According to a recent poll by the Palestinian Center for Policy and Survey Research, Barghouti would win by a large margin against candidates from both his own party Fatah and against Hamas leader Ismail Haniyeh, making him an appealing choice for a large swath of the Palestinian electorate.
Palestinians have known no other leader than Mahmoud Abbas since he took power in 2004 following the death of Yasser Arafat, even though his term officially expired in 2009. Elections that were scheduled to be held in 2021 were canceled by the PA leader, who blamed Israel for allegedly refusing to allow East Jerusalem Palestinians to vote. Observers believe Abbas has avoided holding elections for years due to fears of defeat.
The question of who will replace the aging president has been debated for years in local, regional and international circles. There is unanimous agreement that the decision on the successor will be made internally inside the Fatah movement.
Israel and the US have an obvious interest in the outcome of that choice, and have expressed a clear preference for Hussein al-Sheikh, 61, a more moderate figure than the combative Barghouti. Al-Sheikh has risen swiftly through the ranks of the Palestine Liberation Organization to be appointed in 2022 as secretary-general of the executive committee of the PLO.
But Al-Sheikh is perceived by many Palestinians as an agent of the Israeli occupation, given his close ties with Israeli officials.

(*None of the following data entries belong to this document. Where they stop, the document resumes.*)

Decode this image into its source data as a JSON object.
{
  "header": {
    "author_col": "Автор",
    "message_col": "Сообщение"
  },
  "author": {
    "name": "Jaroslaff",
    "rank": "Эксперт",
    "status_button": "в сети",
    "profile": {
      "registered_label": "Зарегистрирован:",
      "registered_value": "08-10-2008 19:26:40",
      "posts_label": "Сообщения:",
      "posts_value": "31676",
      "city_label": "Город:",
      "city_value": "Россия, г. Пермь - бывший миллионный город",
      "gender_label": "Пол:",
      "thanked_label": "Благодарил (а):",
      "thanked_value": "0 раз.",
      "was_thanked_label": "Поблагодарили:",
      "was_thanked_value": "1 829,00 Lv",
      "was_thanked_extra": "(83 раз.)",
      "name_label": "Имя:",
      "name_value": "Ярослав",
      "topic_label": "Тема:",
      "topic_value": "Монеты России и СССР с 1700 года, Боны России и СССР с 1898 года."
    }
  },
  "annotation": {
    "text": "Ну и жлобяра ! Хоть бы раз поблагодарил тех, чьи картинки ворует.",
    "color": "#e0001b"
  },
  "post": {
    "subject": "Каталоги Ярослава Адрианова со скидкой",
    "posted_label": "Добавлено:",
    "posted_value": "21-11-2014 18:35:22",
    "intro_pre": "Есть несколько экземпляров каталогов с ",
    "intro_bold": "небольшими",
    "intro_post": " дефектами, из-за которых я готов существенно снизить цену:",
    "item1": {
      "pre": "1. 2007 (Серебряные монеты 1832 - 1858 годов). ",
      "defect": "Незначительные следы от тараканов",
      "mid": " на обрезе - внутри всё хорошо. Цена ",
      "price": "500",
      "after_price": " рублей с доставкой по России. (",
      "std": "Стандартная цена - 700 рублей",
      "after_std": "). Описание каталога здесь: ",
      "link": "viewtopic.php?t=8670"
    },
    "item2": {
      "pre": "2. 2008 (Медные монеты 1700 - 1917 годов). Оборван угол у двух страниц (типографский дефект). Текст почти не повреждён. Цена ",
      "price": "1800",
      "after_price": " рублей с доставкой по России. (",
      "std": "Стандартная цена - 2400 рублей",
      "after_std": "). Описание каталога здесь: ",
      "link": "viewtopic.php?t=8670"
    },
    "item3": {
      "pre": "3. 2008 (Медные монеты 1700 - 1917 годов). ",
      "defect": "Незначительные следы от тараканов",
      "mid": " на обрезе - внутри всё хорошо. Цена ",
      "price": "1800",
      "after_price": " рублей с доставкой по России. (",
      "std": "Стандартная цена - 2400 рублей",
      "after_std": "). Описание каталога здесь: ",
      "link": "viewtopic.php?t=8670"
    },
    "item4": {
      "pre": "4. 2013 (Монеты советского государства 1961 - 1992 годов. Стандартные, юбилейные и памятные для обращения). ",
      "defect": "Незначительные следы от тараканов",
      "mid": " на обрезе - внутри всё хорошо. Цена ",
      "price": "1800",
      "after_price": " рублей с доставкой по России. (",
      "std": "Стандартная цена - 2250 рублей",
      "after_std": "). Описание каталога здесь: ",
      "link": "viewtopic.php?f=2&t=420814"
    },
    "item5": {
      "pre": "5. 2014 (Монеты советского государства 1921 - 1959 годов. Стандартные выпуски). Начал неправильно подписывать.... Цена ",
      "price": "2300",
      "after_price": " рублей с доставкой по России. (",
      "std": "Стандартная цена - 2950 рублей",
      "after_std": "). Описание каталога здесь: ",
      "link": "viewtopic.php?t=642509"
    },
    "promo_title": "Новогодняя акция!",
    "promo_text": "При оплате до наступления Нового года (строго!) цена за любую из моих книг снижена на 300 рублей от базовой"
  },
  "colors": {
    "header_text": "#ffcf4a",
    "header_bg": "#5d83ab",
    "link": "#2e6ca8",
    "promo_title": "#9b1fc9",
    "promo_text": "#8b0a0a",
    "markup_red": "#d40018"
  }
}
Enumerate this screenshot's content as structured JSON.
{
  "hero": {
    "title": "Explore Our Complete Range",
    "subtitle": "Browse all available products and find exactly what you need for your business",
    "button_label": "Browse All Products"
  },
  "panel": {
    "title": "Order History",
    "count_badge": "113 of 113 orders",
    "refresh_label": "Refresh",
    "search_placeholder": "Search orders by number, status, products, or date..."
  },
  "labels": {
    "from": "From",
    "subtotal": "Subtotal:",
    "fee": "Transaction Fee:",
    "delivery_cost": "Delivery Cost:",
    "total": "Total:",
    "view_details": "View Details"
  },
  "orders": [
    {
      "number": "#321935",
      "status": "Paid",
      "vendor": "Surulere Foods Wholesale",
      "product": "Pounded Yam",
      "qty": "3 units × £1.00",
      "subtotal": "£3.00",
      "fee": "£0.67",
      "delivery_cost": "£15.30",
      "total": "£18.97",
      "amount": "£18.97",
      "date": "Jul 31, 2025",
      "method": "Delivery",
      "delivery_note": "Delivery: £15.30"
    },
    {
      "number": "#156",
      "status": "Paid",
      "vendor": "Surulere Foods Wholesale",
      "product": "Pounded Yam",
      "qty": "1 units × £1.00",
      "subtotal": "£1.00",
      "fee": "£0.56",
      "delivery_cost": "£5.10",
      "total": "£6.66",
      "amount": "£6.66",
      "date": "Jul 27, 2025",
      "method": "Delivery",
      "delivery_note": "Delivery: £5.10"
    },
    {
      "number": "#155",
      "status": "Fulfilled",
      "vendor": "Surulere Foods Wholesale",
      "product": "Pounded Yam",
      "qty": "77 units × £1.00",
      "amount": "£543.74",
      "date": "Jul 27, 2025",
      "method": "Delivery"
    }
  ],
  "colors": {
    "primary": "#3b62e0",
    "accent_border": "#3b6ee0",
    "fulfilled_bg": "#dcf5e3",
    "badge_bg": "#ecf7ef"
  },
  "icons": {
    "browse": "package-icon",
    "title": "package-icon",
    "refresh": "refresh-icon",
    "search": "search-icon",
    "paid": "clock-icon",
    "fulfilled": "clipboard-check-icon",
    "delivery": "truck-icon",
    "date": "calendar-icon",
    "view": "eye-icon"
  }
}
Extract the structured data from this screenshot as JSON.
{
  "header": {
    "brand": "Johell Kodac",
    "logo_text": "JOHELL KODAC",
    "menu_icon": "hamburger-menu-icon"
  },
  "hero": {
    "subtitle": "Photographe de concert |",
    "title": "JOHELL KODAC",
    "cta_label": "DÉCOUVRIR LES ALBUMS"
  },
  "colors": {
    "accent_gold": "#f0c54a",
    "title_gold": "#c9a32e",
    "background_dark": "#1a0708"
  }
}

Another frontrunner is Mahmoud Aloul, 73, deputy chairman of the Fatah party. He is considered part of the old guard of the Palestinian leadership, and is expected to pursue the same policies and strategies as Abbas, namely that the Palestinians should stick to “popular resistance,” and not “armed struggle,” according to Bishara Bahbah, vice president of the Washington-based US-Palestinian Council.
Second-tier candidates to the leadership include Major General Jibril Rajoub, 69, secretary general of Fatah’s Central Committee; Majed Faraj, 61, the head of the General Intelligence Service; current prime minister Mohammed Shtayyeh, 65; and Mohammed Dahlan, 61, a former Fatah chief and security minister exiled to the United Arab Emirates after falling out with Abbas. Each one of the candidates has his own network of supporters in the Palestinian territories.
In two recent meetings in Turkey and Egypt, the PA and Hamas agreed to launch a reconciliation process that would eventually lead to a unity government. The conclusive statements have not been followed by a practical roadmap, and according to some Palestinian commentators, they are unlikely to bear any tangible results.
Observers agree that if no decision on a successor is made within Fatah and among Palestinian factions before Abbas’s demise, the West Bank is likely to fall into chaos, with competing armed militias fighting each other for supremacy.